--- Working data ---
»»

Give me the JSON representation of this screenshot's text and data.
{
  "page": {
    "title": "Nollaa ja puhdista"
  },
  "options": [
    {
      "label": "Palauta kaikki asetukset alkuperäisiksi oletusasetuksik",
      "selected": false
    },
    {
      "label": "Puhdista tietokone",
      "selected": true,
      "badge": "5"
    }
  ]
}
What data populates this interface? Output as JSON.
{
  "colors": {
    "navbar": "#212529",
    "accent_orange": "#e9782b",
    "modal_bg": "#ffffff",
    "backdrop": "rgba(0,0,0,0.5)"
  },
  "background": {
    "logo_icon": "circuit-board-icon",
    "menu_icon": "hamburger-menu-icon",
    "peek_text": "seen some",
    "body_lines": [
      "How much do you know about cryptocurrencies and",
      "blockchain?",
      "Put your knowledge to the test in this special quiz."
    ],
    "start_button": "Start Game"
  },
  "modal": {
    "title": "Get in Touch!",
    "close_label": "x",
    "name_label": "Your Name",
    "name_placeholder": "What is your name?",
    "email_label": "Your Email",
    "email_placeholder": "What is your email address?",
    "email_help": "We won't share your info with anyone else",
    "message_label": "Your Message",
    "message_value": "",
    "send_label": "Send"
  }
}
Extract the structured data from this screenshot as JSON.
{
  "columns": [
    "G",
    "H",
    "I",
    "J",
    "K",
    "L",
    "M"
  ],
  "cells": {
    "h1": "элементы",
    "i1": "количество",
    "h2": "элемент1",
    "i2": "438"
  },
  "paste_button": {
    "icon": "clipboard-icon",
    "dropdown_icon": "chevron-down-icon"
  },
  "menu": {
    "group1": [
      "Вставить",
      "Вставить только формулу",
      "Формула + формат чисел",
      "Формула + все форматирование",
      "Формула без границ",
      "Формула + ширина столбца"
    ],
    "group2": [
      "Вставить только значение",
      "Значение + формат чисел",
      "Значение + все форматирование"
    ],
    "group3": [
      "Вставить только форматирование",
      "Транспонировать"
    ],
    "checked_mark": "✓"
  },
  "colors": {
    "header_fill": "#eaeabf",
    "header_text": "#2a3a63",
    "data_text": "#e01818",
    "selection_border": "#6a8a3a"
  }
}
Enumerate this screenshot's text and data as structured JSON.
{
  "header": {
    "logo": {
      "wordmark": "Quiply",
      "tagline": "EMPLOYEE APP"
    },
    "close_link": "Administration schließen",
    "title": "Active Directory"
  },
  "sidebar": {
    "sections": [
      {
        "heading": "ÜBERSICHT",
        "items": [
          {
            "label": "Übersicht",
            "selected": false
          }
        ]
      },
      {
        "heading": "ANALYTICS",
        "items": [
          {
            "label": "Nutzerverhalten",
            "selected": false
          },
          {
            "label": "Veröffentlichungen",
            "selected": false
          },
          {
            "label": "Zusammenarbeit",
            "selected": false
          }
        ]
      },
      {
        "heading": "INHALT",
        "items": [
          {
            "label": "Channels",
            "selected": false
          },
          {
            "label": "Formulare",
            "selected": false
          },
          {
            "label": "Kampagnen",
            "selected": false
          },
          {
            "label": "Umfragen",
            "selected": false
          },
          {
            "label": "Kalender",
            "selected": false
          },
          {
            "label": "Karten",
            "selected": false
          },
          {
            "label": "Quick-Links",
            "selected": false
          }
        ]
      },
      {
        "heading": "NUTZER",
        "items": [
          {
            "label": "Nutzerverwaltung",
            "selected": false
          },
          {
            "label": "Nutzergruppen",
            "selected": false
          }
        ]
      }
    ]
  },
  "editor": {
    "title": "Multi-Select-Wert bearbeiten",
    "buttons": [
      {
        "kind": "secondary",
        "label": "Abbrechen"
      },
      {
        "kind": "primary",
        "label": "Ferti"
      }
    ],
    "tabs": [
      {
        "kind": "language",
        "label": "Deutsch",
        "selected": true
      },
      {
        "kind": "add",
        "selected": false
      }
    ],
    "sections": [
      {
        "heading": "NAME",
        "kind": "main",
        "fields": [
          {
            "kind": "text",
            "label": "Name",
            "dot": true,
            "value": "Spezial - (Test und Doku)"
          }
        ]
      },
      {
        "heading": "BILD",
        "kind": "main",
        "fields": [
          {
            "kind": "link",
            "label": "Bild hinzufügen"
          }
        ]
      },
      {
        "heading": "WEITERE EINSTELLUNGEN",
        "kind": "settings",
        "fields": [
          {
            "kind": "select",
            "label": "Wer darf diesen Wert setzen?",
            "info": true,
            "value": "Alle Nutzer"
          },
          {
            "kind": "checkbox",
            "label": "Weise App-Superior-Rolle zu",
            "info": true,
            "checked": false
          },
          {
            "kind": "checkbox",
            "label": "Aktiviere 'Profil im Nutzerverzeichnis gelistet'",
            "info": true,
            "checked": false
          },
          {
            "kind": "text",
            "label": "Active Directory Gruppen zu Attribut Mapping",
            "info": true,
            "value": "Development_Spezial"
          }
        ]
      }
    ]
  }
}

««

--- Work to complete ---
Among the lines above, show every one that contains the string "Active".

--- Exercise output ---
    "title": "Active Directory"
            "label": "Active Directory Gruppen zu Attribut Mapping",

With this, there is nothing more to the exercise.